    Background: Depression in primary care is common, yet this costly and disabling condition remains underdiagnosed and undertreated. Persisting gaps in the primary care of depression are due in part to patients' reluctance to bring depressive symptoms to the attention of their primary care...

  • Guided Self-Help Cognitive Behavioural Therapy for Depression in Primary Care: A Randomised Controlled Trial Williams, Christopher; Wilson, Philip; Morrison, Jill; McMahon, Alex; Andrew, Walker; Allan, Lesley; McConnachie, Alex; McNeill, Yvonne; Tansey, Louise // PLoS Clinical Trials;Jan2013, Vol. 8 Issue 1, p1 

    Background: Access to Cognitive behavioural therapy (CBT) for depression is limited. One solution is CBT self-help books. Trial Objectives: To assess the impact of a guided self-help CBT book (GSH-CBT) on mood, compared to treatment as usual (TAU). Hypotheses:GSH-CBT will have improved mood...

  • Is remission of depressive symptoms in primary care a realistic goal? A meta-analysis. Dawson, Marliese Y.; Michalak, Erin E.; Waraich, Paul; Anderson, J. Ellen; Lam, Raymond W. // BMC Family Practice;2004, Vol. 5, p19 

    Background: A primary goal of acute treatment for depression is clinical remission of symptoms. Most meta-analyses of remission rates involve randomized controlled trials (RCTs) using patients from psychiatric settings, but most depressed patients are treated in primary care. The goal of this...
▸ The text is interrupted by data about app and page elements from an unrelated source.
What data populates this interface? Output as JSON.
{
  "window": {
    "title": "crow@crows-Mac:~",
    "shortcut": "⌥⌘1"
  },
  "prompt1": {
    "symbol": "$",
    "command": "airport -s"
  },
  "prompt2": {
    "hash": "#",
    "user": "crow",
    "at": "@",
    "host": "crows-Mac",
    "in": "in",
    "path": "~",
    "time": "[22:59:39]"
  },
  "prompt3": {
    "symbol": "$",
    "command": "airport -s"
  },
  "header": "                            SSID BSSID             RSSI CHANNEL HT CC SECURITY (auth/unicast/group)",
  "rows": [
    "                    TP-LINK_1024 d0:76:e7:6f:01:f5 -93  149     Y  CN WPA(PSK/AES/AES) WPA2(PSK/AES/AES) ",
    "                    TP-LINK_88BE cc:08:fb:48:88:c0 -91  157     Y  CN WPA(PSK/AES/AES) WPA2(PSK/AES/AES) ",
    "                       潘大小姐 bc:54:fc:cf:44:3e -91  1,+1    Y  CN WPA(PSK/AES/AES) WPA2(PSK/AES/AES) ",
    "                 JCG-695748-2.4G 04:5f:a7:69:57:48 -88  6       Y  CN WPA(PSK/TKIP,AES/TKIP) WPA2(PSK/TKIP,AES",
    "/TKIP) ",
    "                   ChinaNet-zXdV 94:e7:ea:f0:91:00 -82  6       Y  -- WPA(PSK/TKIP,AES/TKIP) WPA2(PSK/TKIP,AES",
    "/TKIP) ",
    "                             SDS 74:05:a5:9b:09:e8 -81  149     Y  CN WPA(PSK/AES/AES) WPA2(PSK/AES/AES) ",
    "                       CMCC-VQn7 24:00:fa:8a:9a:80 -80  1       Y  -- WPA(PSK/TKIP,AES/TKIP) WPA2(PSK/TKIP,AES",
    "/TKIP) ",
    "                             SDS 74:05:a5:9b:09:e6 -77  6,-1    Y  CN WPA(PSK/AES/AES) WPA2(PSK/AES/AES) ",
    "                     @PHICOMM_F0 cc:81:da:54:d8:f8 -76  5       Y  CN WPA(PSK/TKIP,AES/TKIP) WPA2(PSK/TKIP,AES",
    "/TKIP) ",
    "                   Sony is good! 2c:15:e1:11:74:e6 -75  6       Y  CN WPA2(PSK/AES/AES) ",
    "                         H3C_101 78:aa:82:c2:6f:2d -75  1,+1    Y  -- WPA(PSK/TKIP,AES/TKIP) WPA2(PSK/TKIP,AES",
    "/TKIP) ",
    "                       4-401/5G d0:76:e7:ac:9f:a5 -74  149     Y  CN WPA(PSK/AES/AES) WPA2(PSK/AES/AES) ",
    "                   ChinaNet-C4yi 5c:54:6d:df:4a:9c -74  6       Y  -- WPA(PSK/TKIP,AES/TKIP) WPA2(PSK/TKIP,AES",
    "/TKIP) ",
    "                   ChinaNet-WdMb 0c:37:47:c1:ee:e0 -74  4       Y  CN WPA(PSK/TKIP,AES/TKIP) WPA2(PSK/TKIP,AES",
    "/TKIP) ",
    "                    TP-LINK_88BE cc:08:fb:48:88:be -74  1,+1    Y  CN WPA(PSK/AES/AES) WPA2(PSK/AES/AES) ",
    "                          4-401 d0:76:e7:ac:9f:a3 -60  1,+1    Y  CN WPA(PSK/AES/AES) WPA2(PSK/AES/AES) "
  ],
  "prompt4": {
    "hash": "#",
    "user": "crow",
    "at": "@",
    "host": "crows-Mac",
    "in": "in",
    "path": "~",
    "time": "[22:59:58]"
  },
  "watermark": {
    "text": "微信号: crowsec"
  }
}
  • Psychological treatment of depression in primary care: a meta-analysis. Cuijpers, Pim; Van Straten, Annemieke; Van Schaik, Anneke; Andersson, Gerhard // British Journal of General Practice;Feb2009, Vol. 59 Issue 559, p120 

    Background Although most depressive disorders are treated in primary care and several studies have examined the effects of psychological treatment in primary care, hardly any meta-analytic research has been conducted in which the results of these studies are integrated. Aim To integrate the...

  • Research focus.  // Primary Health Care;Jun2010, Vol. 20 Issue 5, p14 

    This section discusses two studies on the use of online cognitive behavior therapy (CBT) in the treatment of depression. A randomized controlled trial (RCT) found that online CBT is effective in primary care patients with depression. One study examined the expectations and experiences of primary...


Read the Article


Sorry, but this item is not currently available from your library.

Try another library?
Sign out of this library

Other Topics